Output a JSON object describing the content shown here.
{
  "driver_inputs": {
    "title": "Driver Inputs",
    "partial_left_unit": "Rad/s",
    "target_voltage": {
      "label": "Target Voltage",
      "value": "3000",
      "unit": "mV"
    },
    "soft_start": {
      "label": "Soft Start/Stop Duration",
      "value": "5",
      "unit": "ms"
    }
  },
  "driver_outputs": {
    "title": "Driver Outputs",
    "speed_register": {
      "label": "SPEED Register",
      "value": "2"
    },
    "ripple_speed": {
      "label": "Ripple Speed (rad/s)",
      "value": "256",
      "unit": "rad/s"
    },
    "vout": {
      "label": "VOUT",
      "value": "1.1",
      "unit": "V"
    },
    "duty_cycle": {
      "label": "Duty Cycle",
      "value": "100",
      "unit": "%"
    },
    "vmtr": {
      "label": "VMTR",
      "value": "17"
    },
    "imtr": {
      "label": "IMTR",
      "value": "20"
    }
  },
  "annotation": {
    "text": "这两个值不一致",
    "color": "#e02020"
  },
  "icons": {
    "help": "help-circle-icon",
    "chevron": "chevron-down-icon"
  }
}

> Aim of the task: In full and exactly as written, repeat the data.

> Answer section:
Output a JSON object describing the content shown here.
{
  "driver_inputs": {
    "title": "Driver Inputs",
    "partial_left_unit": "Rad/s",
    "target_voltage": {
      "label": "Target Voltage",
      "value": "3000",
      "unit": "mV"
    },
    "soft_start": {
      "label": "Soft Start/Stop Duration",
      "value": "5",
      "unit": "ms"
    }
  },
  "driver_outputs": {
    "title": "Driver Outputs",
    "speed_register": {
      "label": "SPEED Register",
      "value": "2"
    },
    "ripple_speed": {
      "label": "Ripple Speed (rad/s)",
      "value": "256",
      "unit": "rad/s"
    },
    "vout": {
      "label": "VOUT",
      "value": "1.1",
      "unit": "V"
    },
    "duty_cycle": {
      "label": "Duty Cycle",
      "value": "100",
      "unit": "%"
    },
    "vmtr": {
      "label": "VMTR",
      "value": "17"
    },
    "imtr": {
      "label": "IMTR",
      "value": "20"
    }
  },
  "annotation": {
    "text": "这两个值不一致",
    "color": "#e02020"
  },
  "icons": {
    "help": "help-circle-icon",
    "chevron": "chevron-down-icon"
  }
}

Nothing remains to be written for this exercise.